Capos can be helpful for playing in unfamiliar keys, but I don't have any problems playing in any key without a capo. Capos are very helpful for playing cowboy chord voicings in positions higher on the neck, but I don't really use those big Mel Bay voicings anyway. Capos can provide open string notes that aren't usually available (and this is the only reason I would think about using one).
Capos do get in my way, by cutting off my access to the frets below the capo. Frankly, having a capo on the neck just feels awkward to me. I do use open strings in my playing fairly often, and if I took the time to develop some capo technique I might be able to extend my open-string technique. But there is so much to work on, and so little time. Alternate tunings also offer many open string opportunities, but I don't use those either; it seems like there is barely enough time for me to work on playing in standard tuning.
So, I don't use a capo because it has almost nothing to offer for me as a player. That doesn't mean that other players don't derive benefits from using a capo, and I actually think that there is potential to use a capo to great effect; maybe one day I'll make the time to work on this.
I'm of the impression a lot of guitar purists think using a capo is cheating. I use one occasionally ( mainly to avoid first positon Bb chording) so I guess in fact I'm cheating when when I use it. I know some folks like the way open strings ring out in first position and avoid using a capo for that reason.
Here are my reasons:
I keep losing them. I have two that I bought and they might be in some drawer or under my bed or something. I don't even have the motivation to go and find them. But for over a decade that I've been playing guitar, I keep losing capos. It's just the way it's always been and I've accepted it.
They're hard to put on. That spring clamp is a pain to squeeze. This might be a bit of laziness, but still, it makes me not want to do the "work".
It's not a part of the guitar. This is in relation to 1. but because it's not a part of the guitar, when my guitar is thrown around somewhere in my room I don't feel like BOTH getting my guitar AND getting the capo. I'll just get the guitar.
I like to experiment with alternative tunings. Especially open tunings where I can use the open strings as drones as I play fingerstyle guitar alot. Capos keep the same tuning, just make the pitch higher. Also for alternative tuning all I need is my phone + a tuning app when I retune. I don't need to go "find the capo".
I feel like using a capo is cheating. If you want higher pitches you can play chords in higher octaves. Without a capo, you're forced to practice important techniques such as CAGED to find alternative versions of chords so you get better at understanding the entirety of the fretboard. If you just use a capo then you're inclined to stick to playing open position chords.
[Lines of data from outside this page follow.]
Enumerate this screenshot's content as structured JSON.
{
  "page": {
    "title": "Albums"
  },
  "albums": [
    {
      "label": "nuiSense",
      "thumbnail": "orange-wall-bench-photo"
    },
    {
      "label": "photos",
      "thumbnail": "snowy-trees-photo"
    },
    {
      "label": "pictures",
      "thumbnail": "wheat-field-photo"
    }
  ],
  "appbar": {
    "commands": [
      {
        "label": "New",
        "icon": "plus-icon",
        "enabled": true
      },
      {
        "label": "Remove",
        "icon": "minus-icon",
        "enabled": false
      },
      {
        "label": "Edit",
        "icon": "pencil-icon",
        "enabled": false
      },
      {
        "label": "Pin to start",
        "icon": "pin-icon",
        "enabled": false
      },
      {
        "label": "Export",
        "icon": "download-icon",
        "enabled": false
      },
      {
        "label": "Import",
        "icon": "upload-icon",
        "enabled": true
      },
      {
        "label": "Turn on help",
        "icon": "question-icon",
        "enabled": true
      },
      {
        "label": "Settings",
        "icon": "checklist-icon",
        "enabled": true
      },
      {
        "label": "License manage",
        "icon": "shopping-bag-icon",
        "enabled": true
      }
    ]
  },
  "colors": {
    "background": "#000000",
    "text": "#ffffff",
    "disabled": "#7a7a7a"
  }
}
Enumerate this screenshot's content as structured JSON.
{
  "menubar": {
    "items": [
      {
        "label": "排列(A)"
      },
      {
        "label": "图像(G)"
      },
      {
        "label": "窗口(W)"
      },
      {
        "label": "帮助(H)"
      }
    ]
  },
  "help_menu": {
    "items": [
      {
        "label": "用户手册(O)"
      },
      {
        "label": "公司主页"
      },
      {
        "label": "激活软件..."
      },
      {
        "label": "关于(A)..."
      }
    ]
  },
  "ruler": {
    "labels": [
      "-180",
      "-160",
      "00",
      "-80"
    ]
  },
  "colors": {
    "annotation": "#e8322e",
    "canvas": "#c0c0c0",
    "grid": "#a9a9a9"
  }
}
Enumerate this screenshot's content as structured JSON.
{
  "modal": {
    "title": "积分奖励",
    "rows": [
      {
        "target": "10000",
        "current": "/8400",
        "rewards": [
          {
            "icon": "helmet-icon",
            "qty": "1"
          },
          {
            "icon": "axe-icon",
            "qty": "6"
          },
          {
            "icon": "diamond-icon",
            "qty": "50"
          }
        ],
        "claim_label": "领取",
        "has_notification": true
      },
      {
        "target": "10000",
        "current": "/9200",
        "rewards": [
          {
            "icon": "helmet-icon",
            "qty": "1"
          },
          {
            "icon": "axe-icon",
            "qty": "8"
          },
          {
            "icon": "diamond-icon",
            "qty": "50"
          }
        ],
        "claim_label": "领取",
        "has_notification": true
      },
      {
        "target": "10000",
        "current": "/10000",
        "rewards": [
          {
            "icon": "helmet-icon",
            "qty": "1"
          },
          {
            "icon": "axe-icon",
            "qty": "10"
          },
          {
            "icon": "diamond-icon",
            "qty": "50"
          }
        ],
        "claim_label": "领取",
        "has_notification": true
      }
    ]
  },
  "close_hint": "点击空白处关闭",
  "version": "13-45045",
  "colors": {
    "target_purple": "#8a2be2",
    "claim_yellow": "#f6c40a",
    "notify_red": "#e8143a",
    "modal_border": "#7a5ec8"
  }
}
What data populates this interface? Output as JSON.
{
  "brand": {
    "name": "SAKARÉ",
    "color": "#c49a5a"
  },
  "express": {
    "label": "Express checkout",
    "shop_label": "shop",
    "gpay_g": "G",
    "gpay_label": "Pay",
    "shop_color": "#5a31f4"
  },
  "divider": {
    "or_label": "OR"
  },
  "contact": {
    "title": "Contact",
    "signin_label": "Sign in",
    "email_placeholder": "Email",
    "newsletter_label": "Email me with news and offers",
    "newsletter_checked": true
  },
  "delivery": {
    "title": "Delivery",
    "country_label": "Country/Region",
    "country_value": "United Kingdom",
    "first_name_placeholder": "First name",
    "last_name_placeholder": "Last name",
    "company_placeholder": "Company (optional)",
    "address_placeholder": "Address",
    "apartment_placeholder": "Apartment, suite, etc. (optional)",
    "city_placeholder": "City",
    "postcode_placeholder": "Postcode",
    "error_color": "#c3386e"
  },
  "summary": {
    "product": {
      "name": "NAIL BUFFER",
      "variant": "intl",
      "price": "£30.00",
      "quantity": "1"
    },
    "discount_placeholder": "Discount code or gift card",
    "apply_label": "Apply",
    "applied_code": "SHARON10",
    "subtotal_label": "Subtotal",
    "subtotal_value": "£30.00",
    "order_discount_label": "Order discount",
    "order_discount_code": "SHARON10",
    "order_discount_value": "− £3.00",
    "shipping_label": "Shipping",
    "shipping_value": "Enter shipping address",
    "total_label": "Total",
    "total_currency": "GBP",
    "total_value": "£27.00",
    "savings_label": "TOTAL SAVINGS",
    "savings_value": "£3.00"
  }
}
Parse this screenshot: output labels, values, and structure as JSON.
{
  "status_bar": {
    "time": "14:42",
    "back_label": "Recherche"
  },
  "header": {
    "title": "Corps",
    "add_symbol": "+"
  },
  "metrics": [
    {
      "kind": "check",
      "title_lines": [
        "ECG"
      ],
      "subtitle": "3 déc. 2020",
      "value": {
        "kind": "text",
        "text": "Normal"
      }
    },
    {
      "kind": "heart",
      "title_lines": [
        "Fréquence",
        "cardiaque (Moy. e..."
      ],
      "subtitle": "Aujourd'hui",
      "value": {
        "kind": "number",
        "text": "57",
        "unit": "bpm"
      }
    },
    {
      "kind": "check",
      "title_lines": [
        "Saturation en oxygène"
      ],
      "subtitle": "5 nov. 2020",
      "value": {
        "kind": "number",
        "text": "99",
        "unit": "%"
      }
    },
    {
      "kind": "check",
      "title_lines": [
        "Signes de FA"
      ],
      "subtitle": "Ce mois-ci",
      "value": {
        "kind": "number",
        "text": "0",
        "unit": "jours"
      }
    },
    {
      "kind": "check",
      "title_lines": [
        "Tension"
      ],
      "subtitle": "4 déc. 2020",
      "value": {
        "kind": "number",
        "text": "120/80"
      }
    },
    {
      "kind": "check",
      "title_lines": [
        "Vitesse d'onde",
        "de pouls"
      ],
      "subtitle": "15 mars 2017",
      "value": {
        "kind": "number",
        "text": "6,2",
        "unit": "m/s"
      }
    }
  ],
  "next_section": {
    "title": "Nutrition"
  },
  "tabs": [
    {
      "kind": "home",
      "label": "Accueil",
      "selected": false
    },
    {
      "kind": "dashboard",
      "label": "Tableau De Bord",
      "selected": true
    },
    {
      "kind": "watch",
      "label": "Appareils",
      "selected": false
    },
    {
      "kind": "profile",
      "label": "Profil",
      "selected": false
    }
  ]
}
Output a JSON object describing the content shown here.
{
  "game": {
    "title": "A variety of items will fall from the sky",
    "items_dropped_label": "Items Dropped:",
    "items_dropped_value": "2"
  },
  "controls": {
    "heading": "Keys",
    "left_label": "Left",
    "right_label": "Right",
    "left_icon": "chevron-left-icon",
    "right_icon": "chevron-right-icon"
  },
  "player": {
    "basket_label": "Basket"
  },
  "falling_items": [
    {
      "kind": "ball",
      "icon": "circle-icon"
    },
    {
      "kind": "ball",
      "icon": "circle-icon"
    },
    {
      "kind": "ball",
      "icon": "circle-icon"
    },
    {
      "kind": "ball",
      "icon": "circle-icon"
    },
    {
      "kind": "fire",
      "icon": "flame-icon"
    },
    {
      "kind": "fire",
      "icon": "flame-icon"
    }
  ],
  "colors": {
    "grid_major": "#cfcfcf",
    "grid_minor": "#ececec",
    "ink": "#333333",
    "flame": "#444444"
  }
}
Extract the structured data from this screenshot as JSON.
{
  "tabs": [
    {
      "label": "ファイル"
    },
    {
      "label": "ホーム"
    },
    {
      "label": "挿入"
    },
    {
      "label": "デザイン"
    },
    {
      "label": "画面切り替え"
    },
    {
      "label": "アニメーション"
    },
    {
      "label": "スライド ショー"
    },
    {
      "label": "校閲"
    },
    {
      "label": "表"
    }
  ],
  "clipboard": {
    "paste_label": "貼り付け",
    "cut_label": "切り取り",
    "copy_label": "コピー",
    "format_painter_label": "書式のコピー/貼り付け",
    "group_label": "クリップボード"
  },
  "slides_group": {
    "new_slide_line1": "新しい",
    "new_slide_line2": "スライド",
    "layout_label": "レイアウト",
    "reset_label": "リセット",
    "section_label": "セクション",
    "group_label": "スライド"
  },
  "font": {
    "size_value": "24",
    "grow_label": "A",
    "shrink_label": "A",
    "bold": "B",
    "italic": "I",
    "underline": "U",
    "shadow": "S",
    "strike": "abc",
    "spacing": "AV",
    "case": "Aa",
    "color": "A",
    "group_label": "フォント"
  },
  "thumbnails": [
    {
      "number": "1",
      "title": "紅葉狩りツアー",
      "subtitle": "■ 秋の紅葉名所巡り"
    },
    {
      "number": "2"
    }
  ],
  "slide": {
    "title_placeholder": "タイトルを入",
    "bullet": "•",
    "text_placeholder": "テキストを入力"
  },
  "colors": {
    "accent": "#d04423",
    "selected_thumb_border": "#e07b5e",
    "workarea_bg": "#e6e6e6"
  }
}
That said, sometimes I like playing the same song in a higher pitch in a quick way, so that's why I keep buying capos (and losing them).